 House of Commons Command Paper. 1897 [C.8398] [C.8437] Turkey. No. 8 (1897). Further correspondence respecting the affairs of Crete. [In continuation of ”Turkey no. 7 (1896):” c.–8193.] Inclosure 1 in No. 341. Chermside to Currie, 13th March 1897.
 Rodogno D. (2012) Against Massacre: Humanitarian Interventions in the Ottoman Empire, 1815-1914. Princeton University Press. F.N. 37. Chapter 9. p.331.
 http://paperspast.natlib.govt.nz/newspapers/NOT18970401.2.22 THE STATE OF CRETE., North Otago Times, Volume XXVI, Issue 8865, 1 April 1897. Reprint of The Times report dated February 19th1897.
House of Commons Command Paper. 1897 [C.8398] [C.8437] Turkey. No. 8 (1897). Further correspondence respecting the affairs of Crete. [In continuation of ”Turkey no. 7 (1896):” c.–8193.] No. 248. Currie to Chermside, 7th March 1897.
 Ibid. No. 255. Currie to Salisbury, 9th March 1897.
 Ibid. No. 256. Currie to Salisbury, 9th March 1897.
 Ibid. Inclosure 1 in No.341. Chermside to Currie, 13th March 1897.
 House of Commons Command paper. 1899 [C.9084] [C.9085] [C.9086] Turkey. No. 5 (1898). Further correspondence respecting the affairs of Crete. [In continuation of ”Turkey no. 3 (1898):” c. 8853.] No. 197. Sir P. Currie to Salisbury, 26th April 1897.

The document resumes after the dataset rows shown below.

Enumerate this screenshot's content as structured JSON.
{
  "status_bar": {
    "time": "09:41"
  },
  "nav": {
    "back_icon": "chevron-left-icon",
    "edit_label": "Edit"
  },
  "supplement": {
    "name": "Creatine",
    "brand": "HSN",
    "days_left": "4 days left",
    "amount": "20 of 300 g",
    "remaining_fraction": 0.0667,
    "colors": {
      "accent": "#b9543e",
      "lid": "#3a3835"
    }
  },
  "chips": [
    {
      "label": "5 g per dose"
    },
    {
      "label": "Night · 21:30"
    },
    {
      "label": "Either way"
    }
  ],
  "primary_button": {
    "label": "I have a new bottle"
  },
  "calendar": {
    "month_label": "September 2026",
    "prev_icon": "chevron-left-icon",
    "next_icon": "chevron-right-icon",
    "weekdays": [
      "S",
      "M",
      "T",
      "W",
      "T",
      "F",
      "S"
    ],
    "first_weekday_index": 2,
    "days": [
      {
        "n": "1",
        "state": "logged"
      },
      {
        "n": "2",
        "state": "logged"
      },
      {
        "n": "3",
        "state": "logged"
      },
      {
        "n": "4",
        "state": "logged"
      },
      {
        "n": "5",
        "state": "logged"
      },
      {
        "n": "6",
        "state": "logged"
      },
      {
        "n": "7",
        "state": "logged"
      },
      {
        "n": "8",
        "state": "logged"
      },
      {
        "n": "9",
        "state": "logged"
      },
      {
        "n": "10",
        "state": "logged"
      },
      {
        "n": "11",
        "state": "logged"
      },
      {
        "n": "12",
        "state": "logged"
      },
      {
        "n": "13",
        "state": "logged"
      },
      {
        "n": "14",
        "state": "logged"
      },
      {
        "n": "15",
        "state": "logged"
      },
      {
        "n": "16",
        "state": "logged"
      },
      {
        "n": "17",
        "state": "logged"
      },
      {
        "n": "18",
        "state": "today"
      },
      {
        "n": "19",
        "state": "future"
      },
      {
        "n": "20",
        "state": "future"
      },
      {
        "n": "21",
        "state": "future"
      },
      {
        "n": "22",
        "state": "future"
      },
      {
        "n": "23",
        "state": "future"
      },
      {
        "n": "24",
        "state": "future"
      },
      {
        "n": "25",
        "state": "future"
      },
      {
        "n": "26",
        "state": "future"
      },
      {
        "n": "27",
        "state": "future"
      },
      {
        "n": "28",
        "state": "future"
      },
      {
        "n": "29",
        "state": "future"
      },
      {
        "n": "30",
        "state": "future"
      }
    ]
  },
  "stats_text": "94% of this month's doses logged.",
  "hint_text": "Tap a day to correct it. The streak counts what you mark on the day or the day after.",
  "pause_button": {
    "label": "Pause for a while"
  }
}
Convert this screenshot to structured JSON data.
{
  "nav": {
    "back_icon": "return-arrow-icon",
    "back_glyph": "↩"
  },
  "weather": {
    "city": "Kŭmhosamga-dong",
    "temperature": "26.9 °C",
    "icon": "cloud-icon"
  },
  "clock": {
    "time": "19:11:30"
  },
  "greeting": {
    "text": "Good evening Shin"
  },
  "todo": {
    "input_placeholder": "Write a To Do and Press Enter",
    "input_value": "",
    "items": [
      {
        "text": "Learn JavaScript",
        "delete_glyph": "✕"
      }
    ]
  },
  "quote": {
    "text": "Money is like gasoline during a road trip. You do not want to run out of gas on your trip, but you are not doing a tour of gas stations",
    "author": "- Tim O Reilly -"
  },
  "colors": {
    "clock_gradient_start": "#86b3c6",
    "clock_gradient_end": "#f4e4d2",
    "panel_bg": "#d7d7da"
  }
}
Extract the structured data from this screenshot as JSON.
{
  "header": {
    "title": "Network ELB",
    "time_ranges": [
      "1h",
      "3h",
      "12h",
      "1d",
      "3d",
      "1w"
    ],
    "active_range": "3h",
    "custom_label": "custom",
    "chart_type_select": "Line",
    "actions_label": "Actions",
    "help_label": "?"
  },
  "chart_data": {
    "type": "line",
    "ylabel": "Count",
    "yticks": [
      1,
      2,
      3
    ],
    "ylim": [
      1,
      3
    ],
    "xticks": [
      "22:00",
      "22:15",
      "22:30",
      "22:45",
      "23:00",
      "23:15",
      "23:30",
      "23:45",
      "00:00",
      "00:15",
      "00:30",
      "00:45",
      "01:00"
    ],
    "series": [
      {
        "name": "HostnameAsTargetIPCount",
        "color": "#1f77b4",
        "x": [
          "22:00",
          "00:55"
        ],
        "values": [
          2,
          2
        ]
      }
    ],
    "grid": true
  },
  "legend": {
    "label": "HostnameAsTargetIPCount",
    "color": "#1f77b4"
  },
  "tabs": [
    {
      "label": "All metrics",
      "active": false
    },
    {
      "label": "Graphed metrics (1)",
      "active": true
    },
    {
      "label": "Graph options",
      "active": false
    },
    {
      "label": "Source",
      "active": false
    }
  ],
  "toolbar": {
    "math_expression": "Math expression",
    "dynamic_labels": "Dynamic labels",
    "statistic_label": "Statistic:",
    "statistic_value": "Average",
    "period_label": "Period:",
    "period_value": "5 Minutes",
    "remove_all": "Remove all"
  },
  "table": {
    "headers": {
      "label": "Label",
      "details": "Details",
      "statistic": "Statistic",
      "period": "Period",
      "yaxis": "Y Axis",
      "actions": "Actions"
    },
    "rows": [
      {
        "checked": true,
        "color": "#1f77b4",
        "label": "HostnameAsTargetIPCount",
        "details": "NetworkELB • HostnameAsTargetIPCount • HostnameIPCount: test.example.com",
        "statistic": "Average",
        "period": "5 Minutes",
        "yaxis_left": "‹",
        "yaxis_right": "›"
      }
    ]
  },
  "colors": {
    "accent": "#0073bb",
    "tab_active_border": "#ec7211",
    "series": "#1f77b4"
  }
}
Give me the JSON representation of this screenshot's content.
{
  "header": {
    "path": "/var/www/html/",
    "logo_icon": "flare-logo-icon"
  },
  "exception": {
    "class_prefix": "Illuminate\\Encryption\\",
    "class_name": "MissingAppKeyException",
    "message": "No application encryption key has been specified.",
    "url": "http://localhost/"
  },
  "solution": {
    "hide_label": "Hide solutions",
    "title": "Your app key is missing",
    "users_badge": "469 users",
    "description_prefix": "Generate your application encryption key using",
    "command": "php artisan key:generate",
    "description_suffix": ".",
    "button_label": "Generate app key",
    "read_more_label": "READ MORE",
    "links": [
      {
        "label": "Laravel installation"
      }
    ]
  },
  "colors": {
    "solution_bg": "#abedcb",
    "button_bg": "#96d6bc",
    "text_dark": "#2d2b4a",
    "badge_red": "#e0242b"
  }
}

 Ibid. Incl. 1 & 2 in No. 210. Admiralty to Foreign Office, 6th May 1898.